> **ABOUT THIS TASK**: Could you retype exactly the lines running from the line with "Give me the" to the end of the data, both included, and nothing else?

══ PROVIDED ENTRIES ══

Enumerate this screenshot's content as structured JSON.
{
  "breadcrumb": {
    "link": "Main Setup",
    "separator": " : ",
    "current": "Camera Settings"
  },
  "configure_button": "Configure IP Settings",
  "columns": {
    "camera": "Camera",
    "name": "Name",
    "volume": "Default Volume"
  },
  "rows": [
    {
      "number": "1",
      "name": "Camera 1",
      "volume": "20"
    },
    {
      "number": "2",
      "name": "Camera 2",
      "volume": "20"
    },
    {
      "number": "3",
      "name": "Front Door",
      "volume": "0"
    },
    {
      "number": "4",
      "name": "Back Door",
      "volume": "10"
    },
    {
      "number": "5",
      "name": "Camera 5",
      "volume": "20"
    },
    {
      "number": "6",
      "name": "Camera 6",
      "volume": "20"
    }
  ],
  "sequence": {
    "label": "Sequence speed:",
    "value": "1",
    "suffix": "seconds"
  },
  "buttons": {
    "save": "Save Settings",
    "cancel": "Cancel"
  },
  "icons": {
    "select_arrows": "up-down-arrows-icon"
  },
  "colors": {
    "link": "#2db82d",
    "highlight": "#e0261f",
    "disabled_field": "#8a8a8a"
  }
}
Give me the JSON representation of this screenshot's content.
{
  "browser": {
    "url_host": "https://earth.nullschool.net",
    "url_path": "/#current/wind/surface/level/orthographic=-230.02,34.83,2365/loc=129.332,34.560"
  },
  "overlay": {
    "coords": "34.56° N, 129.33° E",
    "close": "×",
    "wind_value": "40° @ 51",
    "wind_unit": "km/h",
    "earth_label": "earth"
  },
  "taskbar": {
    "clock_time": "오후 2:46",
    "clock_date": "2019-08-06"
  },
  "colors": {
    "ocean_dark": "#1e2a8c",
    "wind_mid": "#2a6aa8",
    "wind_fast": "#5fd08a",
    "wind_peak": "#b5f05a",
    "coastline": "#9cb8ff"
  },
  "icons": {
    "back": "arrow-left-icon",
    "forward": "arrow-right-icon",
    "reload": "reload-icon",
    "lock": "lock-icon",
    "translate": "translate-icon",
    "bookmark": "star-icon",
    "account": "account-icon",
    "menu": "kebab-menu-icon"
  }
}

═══

> **COMPLETED EXERCISE**:
Give me the JSON representation of this screenshot's content.
{
  "browser": {
    "url_host": "https://earth.nullschool.net",
    "url_path": "/#current/wind/surface/level/orthographic=-230.02,34.83,2365/loc=129.332,34.560"
  },
  "overlay": {
    "coords": "34.56° N, 129.33° E",
    "close": "×",
    "wind_value": "40° @ 51",
    "wind_unit": "km/h",
    "earth_label": "earth"
  },
  "taskbar": {
    "clock_time": "오후 2:46",
    "clock_date": "2019-08-06"
  },
  "colors": {
    "ocean_dark": "#1e2a8c",
    "wind_mid": "#2a6aa8",
    "wind_fast": "#5fd08a",
    "wind_peak": "#b5f05a",
    "coastline": "#9cb8ff"
  },
  "icons": {
    "back": "arrow-left-icon",
    "forward": "arrow-right-icon",
    "reload": "reload-icon",
    "lock": "lock-icon",
    "translate": "translate-icon",
    "bookmark": "star-icon",
    "account": "account-icon",
    "menu": "kebab-menu-icon"
  }
}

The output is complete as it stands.